As such, under Title IX, a plaintiff must show “the defendant discriminated against him or her because of sex; that the discrimination was intentional; and that the discrimination was a ‘substantial’ or ‘motivating factor’ for the defendant’s actions.” See id. The Court thus had no trouble concluding, consistent with the weight of authority on the issue, that Title IX does not permit a disparate-impact claim of discrimination. See id. Therefore, because the plaintiffs had not alleged intentional discrimination by the Medical Center, the Court denied the plaintiffs’ request for injunctive relief.
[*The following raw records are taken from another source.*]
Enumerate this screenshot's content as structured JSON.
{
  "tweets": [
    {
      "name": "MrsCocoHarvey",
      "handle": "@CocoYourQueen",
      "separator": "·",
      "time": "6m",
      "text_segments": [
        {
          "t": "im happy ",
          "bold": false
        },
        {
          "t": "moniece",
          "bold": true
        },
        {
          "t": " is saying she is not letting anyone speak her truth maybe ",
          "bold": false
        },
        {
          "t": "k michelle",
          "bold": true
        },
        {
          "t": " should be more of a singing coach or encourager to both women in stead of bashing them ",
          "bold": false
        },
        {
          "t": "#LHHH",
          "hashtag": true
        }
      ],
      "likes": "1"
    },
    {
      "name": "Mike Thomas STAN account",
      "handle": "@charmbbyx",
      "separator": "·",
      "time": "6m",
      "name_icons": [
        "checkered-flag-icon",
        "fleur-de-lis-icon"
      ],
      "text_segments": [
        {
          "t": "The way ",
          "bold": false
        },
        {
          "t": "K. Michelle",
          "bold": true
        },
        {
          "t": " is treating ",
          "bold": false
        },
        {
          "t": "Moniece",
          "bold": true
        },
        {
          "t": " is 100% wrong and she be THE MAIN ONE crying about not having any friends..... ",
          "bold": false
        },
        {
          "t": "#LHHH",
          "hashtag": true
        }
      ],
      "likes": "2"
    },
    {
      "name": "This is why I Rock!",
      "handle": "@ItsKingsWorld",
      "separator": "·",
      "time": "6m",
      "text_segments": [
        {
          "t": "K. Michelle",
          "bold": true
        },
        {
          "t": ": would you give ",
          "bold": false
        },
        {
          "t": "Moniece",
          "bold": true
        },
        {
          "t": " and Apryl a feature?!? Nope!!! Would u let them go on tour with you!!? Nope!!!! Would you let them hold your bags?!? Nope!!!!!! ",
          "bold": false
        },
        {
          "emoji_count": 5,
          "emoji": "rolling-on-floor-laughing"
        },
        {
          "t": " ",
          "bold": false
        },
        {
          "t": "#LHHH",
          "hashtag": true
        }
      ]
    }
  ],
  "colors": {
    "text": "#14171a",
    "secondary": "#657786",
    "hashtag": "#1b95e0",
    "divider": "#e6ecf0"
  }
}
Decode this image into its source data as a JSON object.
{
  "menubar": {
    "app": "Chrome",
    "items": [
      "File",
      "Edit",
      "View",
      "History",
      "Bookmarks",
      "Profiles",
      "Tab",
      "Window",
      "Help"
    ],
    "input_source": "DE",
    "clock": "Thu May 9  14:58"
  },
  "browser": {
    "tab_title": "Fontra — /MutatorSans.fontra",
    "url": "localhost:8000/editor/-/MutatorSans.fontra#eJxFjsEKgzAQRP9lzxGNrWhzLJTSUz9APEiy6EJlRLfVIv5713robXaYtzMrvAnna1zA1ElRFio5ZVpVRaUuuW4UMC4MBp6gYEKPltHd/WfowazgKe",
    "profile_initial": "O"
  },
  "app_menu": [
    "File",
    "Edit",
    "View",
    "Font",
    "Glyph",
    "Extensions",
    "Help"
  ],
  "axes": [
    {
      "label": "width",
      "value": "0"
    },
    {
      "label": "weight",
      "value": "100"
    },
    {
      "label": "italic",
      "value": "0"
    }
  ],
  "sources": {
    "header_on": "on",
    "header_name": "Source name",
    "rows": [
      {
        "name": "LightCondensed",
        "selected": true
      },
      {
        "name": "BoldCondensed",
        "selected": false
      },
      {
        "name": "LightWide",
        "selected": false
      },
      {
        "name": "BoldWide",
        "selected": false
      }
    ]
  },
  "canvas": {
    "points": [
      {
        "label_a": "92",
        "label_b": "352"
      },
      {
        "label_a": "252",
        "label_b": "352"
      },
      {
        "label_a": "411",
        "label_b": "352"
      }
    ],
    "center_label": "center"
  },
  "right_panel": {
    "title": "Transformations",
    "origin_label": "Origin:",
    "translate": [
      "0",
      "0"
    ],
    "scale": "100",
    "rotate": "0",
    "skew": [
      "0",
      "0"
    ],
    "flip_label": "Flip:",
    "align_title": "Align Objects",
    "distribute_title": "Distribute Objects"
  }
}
See id.
Hospitals and Health Systems Should Continue to Address the Application of Title IX through Section 1557 of the ACA
Even though the plaintiffs’ discrimination claim in Ashtabula Cty failed, there are several key takeaways for hospitals and health systems.
First, hospitals and health systems should continue to adapt to the novel application of Title IX to the healthcare industry through its inclusion in Section 1557 of the ACA. For example, given the U.S. Supreme Court’s opinion in Bostock, Section 1557 in all likelihood bars discrimination on the basis of gender-identity and sexual orientation in the provision of healthcare. See Whitman-Walker Clinic, Inc. v. U.S. Dep’t of Health & Human Servs., No. CV 20-1630 (JEB), 2020 WL 5232076, at *1 (D.D.C. Sept. 2, 2020); Walker v. Azar, No. 20CV2834FBSMG, 2020 WL 4749859, at *1 (E.D.N.Y. Aug. 17, 2020). As we’ve written before, this should have an impact on how hospitals and health systems operate on a day-to-day basis, including by promptly investigating and resolving complaints of sexual harassment or abuse communicated by patients and their companions. See Rumble v. Fairview Health Servs., No. 14-CV-2037 SRN/FLN, 2015 WL 1197415, at *21-22 (D. Minn. Mar. 16, 2015) (applying Title IX’s deliberate-indifference standard for imposition of direct liability to health system based on allegation of sex-discrimination by individual provider). Hospitals and health systems should also review and operationalize HHS OCR’s recent guidance on Effective Practices for Preventing Sexual Harassment.
Second, hospitals and health systems should respect the fact that HHS OCR and the Department of Justice can still investigate and assert disparate-impact claims of discrimination in healthcare. So while resolution of the sex discrimination claim discussed above turned on whether Title IX permitted a private cause of action for disparate impact discrimination, there would be no question that such a claim would be viable if it were asserted by the federal government. Indeed, Section 1557’s inclusion of Title IX provided the basis for HHS OCR’s historic settlement in August 2019 with Michigan State University and its affiliated healthcare entities in light of the Larry Nassar sexual abuse scandal.
Third and finally, hospitals and health systems should continue to monitor legal developments under Section 1557, especially as it relates to disparate-impact claims of discrimination and sex discrimination claims brought pursuant to Title IX.
Andrew C. Stevens is an associate in Arnall Golden Gregory LLP’s Litigation practice group where he has experience representing health systems in connection with allegations related to discrimination in the provision of healthcare.
Jennifer L. Shelfer is a partner in Arnall Golden Gregory LLP’s Litigation and Employment Law practice groups. She has experience representing health care systems in a wide variety of litigation, and in conducting investigations into workplace misconduct.